For the Birds Radio Program: Rio Grande Valley Scissor-tailed Flycatcher Spectacular

Original Air Date: Nov. 14, 2002 Rerun Dates: Nov. 7, 2013; Nov. 5, 2008; Nov. 16, 2007; Dec. 2, 2004; Nov. 12, 2004

When a bus broke down during a field trip for the Rio Grande Valley Birding Festival, Scissor-tailed Flycatchers saved the day.

Duration: 3′54″


The Rio Grande Valley Birding Festival is one of the hugest yet most well-organized birding event I’ve ever attended. But every now and then things go wrong with even the best plans. At the tail end of one field trip to a ranch about 40 minutes from Harlingen, our bus got hopelessly stuck in the mud on the shoulder of a dirt road, and ended up tilted at about a 45-degree angle. The engine was still running, the air conditioning still working, but the bus was dangling too precariously close to falling on its side for us to remain inside while we waited almost two full hours for a replacement bus.

This was in open scrub habitat, with only scrawny trees nearby for any protection from the hot midday sun and 90-degree temperatures. This could have made for a dismal situation, except that we happened to be in the midst of a flock of one of the most beautiful birds in the world. How could I possibly be gloomy or uncomfortable while surrounded by a dozen Scissor-tailed Flycatchers?

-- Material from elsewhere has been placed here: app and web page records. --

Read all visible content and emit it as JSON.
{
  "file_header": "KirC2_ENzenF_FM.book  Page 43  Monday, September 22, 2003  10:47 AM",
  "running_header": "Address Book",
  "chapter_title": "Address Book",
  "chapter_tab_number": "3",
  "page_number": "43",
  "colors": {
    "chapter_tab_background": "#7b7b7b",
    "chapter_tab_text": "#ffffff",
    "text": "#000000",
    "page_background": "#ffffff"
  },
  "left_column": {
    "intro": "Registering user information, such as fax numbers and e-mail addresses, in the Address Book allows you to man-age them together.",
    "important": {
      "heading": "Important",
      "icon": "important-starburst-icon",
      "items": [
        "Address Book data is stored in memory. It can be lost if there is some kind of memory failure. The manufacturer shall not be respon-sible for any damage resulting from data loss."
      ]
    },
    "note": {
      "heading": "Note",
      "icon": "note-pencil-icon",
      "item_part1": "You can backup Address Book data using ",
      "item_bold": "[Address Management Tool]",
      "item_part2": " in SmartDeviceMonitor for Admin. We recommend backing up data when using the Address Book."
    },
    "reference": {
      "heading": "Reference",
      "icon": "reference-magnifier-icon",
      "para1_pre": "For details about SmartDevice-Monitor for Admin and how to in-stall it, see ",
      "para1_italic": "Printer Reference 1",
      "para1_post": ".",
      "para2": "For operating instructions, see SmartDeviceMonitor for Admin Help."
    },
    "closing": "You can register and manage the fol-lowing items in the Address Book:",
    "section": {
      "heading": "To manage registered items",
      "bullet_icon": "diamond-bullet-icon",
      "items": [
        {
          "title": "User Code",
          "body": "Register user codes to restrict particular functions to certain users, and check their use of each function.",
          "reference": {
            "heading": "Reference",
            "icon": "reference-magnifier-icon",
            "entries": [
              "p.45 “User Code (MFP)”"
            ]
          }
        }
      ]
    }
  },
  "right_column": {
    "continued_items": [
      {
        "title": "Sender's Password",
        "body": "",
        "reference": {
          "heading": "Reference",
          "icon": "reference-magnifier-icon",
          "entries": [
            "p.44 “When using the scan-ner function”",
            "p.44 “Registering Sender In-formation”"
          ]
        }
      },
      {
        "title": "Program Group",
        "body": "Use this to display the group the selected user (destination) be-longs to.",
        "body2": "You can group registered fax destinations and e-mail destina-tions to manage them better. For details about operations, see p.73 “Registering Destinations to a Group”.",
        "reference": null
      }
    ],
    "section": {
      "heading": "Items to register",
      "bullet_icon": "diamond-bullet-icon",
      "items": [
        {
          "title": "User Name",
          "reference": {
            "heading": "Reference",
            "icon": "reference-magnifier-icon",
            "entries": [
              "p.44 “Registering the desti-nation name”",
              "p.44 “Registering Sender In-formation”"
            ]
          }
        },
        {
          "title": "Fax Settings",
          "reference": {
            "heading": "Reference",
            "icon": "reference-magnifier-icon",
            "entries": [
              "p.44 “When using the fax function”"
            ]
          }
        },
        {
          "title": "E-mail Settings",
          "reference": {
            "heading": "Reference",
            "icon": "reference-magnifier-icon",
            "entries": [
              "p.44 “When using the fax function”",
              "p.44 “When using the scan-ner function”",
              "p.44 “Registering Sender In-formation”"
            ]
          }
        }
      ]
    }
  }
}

These ethereal birds, lovely pearl gray with pink and salmon colored wing-linings, have a delicate body about the size of an Eastern Kingbird, but with tails longer than their entire bodies. If the length of the tail is dramatic, the way they flare it as they dart and weave through the air, sometimes even somersaulting forward and backward, is genuinely breathtaking. As I watched them snatching insects and returning to their perches on a nearby barbed wire fence and the power line right overhead, I had trouble remembering that we weren’t here by desire. If we had to bake in the Texas sun, vultures circling overhead, at least I would have died happy. When the new bus finally arrived, the air conditioning felt pretty damed wonderful, but I still felt a wistfulness as we drove off, and couldn’t help but look back at these beautiful birds wishing I could have spent just a little more time with them.

The Scissor-tailed Flycatcher is the state bird of Oklahoma, the center of its breeding range. Driving down I-35 in summer, you first start noticing scissor-tails in central Kansas, and from that point onward the drive is pleasant indeed. They perch on fences, wires, and bare branches, in full view, and seem especially abundant at rest stops.

Although they eat strictly insects, so have no interest in humans, Scissor-tails aren’t particularly shy around us, so they are easy to observe and enjoy wherever they live. And beyond their beauty, their grace and power as they catch large insects is impressive and even a bit disconcerting. They often catch huge beetles, then carry them back to their perch, and bash them a bit before eating them. They must also eat a lot of lovely butterflies if that saying, you are what you eat, is true.

Wisconsin and Minnesota have had plenty of records of Scissor-tailed Flycatchers over the years, and not only in the southern parts of the states–individuals have been seen as far north as Ely, Minnesota, and Superior, Wisconsin. These out-of-place creatures are an unexpected gift from the earth. But whether a northern rarity or a commonplace southern bird, Scissor-tailed Flycatchers are truly one of the treasures that make this earth so splendid and rich a place to be.